It is a challenge to collect data on migrant deaths and disappearances during migration in Asia. Irregular migration often takes place in unpatrolled areas, which means that many migrants likely disappear without a trace at sea or in remote land settings. Migration patterns including irregular border crossings by land and sea, as well as migration in conflict settings make reliable data collection complex. It is challenging for people on the move to report deaths and disappearances in the context of conflict or irregular residence status. The presence of international actors and journalists, who may report on such incidents, in conflict settings is also severely limited, so it is challenging to distinguish between deaths during migration and conflict-related deaths.
In most of Asia,3 there is currently no systematic data collection on migrant deaths and disappearances during migration; as such, the Missing Migrants Project data in Asia relies heavily on media and information collected by organizations working on specific populations of interest. Usually, little to no information is known about those who perished, including minimum basic information such as sex and age. It is very likely that the true number of migrant deaths in Asia is grossly underreported, and is biased towards high-profile incidents or specific geographical areas.
Data on migration context in Asia and the Pacific
IOM (2019), Chapter 3 – Migration and migrants: Regional dimensions and developments. World Migration Report 2020. 68-83.
Regional Thematic Working Group on International Migration including Human Trafficking (2008), Situation Report on International Migration in East and South-East Asia
IOM (2020), Asia and the Pacific Regional Strategy 2020-2024
UNODC (2018), Migrant Smuggling in Asia and the Pacific: Current Trends and Challenges Volume II
Mixed Migration Centre: Asia
Data on the migration in the Bay of Bengal and Andaman Sea
UNHCR (2020), Abandoned at Sea: the Desperate Journeys of Rohingya Refugees
Newland, K. (2015), Irregular Maritime Migration in the Bay of Bengal: The Challenges of Protection, Management and Cooperation
Human Rights Watch: Rohingya
Black, J., Dearden, K., Singleton, A. and F. Laczko (2020). Chapter 1: Global Overview of the Available Data on Migrant Deaths and Disappearances. Fatal Journey 3 Part 1: Improving Data on Missing Migrants, 13-14.
Pickering, S. and Powell, R. (2017). Chapter 3: Asia-Pacific. Fatal Journeys Volumn 3 Part 2: Improving Data on Missing Migrants, 45-70.
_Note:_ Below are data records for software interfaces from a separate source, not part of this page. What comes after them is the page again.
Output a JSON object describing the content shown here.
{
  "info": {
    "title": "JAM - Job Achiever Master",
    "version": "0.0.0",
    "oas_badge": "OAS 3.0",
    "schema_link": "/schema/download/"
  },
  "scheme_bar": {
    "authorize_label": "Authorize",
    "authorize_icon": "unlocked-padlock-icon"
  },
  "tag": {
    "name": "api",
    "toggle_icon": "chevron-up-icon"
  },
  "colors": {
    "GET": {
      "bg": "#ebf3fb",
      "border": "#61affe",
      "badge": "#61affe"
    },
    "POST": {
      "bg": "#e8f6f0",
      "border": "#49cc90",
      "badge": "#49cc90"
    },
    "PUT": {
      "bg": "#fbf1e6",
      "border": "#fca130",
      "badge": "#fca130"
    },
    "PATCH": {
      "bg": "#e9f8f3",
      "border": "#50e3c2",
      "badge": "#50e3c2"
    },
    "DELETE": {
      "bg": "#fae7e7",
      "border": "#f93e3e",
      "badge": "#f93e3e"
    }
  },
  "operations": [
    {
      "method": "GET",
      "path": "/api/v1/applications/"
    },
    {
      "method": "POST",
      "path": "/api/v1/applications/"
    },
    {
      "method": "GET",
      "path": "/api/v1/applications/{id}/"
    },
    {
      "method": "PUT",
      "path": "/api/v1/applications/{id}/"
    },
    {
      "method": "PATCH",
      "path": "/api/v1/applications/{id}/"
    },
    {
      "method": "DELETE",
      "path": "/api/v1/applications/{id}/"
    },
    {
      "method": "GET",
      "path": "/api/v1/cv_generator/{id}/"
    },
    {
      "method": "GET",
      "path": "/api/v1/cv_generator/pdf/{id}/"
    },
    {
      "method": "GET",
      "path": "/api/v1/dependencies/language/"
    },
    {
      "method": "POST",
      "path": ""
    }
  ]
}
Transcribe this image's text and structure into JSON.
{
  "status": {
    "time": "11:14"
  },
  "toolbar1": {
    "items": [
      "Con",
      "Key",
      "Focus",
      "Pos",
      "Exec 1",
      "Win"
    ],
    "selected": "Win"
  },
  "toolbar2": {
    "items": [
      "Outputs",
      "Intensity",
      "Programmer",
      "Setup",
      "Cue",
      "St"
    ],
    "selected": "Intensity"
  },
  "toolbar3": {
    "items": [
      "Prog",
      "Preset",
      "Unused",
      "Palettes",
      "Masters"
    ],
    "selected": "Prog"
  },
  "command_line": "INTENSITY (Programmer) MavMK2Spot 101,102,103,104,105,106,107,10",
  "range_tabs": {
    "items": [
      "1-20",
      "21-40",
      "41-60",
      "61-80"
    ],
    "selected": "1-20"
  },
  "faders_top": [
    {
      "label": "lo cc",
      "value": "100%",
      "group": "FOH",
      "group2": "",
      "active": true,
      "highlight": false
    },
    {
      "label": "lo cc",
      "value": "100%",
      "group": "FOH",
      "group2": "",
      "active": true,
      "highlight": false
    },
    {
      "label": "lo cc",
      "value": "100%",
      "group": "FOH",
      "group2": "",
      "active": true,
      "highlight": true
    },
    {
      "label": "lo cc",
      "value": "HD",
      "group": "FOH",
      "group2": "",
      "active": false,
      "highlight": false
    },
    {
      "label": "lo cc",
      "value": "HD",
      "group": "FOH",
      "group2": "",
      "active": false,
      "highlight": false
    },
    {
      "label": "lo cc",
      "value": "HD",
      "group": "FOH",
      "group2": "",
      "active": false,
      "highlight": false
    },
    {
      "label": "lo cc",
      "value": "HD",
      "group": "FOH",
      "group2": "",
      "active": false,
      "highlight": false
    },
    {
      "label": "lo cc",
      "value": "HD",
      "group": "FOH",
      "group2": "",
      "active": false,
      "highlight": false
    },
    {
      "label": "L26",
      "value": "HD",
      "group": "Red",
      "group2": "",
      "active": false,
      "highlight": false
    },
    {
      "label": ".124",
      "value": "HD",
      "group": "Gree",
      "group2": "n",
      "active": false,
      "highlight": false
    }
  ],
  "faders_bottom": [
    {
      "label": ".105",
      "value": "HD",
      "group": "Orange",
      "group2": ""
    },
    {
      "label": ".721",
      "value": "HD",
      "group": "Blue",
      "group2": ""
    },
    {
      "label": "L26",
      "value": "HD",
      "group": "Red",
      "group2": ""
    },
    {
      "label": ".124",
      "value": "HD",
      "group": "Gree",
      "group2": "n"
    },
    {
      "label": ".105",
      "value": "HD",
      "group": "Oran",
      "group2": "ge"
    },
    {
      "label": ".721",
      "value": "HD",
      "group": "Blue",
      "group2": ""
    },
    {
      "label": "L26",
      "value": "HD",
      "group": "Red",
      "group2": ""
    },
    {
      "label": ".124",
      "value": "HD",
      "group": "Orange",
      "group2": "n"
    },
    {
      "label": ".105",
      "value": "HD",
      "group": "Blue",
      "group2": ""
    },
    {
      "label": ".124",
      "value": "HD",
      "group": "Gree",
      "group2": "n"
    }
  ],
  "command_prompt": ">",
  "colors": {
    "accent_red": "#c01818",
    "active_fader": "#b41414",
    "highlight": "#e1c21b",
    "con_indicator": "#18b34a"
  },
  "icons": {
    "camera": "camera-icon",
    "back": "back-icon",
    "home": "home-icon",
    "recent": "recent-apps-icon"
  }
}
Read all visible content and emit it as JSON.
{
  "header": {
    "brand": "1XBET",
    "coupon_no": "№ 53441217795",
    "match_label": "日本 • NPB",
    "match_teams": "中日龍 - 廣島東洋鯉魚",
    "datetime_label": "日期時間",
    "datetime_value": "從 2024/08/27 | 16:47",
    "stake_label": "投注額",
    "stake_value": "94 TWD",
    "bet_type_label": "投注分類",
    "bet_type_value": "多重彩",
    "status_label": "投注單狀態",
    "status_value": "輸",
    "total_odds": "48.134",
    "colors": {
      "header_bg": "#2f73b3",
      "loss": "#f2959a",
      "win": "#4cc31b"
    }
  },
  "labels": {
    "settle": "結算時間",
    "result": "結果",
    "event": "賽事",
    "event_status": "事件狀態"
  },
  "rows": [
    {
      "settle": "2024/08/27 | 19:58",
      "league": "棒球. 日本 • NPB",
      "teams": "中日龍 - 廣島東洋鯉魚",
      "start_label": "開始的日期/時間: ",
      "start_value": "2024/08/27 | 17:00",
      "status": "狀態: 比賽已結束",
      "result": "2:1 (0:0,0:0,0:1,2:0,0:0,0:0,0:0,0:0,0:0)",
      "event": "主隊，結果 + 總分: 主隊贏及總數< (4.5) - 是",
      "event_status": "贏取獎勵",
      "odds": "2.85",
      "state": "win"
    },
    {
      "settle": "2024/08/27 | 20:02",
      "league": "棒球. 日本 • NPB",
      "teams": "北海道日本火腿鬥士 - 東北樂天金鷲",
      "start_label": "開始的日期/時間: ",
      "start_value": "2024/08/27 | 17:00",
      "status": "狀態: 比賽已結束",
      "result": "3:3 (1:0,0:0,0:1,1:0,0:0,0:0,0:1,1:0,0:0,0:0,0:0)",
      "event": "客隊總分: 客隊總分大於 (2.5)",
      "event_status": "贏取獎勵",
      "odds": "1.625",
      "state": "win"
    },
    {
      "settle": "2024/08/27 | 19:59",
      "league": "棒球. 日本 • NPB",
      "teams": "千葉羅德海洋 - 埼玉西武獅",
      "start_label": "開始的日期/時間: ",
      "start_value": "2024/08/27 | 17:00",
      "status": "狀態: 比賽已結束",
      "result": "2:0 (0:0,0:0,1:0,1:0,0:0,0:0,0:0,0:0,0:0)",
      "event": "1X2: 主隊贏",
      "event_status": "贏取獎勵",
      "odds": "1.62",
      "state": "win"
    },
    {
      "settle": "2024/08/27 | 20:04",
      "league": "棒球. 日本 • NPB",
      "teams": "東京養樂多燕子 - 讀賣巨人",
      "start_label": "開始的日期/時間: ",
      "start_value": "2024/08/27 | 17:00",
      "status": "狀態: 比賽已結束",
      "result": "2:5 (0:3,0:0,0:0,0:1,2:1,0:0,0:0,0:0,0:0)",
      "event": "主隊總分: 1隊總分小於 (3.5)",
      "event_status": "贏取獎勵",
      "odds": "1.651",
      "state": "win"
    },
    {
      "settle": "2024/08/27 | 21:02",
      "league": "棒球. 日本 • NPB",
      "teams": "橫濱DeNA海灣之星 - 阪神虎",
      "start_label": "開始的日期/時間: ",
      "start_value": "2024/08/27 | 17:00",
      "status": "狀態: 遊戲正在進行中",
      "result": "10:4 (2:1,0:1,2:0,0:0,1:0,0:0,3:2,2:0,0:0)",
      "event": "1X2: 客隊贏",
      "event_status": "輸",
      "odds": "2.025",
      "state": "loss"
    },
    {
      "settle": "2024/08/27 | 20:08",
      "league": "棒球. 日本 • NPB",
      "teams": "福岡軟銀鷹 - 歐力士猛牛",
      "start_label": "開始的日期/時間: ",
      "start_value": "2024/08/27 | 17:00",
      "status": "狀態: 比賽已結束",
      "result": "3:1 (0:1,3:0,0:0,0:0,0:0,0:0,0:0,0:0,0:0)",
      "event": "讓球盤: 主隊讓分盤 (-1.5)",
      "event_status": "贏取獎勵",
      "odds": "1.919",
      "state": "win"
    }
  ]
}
Dearden, K. and M. Sánchez Dionis (2019). Chapter 1: Missing Migrants Project Data: A Global Overview. Fatal Journey Volume 4, 21-27.
Stoakes, E. and Kelly, C. (2015, May 28). Asian refugee crisis: trafficked migrants held off Thailand in vast 'camp boats'. The Guardian.
Suza Uddin, A S M., and P. McPherson. (2020, June 15). Traffickers demand payments for Rohingya stranded at sea. Reuters.
Migration data portal – data on Asia
IOM’s Displacement Tracking Matrix